_YOUR OBJECTIVE_
Your job is to report every line of the entries that has "this".

Segment Open

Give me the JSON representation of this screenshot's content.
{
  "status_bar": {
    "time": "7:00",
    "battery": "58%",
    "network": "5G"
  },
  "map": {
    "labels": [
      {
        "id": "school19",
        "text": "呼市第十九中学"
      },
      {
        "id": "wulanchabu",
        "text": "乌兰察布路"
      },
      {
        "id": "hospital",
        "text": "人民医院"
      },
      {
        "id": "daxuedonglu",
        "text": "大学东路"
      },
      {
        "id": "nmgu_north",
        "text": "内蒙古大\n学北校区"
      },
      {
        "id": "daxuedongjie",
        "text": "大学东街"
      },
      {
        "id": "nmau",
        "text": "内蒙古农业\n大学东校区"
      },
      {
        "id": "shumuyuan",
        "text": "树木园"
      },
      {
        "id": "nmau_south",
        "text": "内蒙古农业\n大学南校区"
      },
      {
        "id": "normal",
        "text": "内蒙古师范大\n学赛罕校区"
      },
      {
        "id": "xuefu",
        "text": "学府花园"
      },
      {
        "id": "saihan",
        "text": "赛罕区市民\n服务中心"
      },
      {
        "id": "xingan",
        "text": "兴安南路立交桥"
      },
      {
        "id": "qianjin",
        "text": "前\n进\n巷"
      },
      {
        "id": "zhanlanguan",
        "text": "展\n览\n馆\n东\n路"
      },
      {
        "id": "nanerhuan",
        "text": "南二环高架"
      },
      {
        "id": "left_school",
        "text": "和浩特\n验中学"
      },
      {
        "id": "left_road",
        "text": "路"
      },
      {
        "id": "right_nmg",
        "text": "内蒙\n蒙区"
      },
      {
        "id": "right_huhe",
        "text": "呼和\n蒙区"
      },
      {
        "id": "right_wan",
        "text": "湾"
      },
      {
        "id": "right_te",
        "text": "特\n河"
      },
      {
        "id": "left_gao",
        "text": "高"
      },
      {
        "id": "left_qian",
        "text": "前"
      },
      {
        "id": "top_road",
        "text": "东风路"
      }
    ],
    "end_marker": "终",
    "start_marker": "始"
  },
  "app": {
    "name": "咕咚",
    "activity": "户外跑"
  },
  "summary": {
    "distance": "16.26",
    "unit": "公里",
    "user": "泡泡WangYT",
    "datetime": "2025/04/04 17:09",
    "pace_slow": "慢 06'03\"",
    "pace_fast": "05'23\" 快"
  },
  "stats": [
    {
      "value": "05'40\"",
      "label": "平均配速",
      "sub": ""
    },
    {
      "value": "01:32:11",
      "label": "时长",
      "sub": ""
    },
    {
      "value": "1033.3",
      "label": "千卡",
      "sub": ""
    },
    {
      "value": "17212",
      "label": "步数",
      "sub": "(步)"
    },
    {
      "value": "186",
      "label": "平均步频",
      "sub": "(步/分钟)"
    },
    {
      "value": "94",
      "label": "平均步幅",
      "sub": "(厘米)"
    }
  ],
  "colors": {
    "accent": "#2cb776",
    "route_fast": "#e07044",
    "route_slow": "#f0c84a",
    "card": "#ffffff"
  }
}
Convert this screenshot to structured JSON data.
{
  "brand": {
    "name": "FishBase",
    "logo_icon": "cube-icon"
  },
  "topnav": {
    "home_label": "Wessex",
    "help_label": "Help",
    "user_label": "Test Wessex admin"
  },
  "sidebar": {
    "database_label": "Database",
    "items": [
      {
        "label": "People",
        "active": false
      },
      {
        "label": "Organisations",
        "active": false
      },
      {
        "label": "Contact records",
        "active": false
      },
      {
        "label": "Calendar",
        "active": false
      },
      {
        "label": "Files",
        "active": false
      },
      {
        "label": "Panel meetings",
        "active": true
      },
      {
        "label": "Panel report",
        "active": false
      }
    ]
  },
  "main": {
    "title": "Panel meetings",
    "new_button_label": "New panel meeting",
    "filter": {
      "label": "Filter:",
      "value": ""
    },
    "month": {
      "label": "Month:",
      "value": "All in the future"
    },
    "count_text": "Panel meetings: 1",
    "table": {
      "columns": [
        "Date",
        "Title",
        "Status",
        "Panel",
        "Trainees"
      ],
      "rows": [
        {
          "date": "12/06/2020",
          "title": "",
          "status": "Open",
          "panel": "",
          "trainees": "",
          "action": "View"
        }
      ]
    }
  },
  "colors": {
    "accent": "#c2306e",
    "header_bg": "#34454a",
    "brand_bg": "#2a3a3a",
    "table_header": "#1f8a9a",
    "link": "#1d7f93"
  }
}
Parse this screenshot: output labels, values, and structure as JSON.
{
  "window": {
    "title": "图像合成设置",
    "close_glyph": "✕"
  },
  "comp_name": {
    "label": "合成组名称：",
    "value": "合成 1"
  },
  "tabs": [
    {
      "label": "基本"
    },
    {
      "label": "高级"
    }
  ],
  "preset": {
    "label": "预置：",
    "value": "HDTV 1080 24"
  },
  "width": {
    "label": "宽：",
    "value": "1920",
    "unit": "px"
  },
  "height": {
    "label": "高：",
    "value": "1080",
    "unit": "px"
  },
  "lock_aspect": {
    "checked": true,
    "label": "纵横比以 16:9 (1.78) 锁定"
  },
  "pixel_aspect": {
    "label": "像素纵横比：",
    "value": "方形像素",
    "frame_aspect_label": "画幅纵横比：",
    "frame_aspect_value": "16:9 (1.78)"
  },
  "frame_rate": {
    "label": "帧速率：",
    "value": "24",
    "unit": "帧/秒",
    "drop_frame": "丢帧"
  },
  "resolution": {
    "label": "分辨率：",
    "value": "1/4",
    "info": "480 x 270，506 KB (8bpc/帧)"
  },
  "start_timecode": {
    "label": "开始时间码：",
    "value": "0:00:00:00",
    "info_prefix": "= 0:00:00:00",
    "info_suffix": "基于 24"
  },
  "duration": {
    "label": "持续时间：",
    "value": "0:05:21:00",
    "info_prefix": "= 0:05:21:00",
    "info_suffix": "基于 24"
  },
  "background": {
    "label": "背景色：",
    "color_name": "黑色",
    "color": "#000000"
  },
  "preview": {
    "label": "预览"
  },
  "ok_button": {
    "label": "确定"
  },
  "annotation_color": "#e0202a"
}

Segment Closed

_ANSWER FOR THE TASK_
Give me the JSON representation of this screenshot's content.
Convert this screenshot to structured JSON data.
Parse this screenshot: output labels, values, and structure as JSON.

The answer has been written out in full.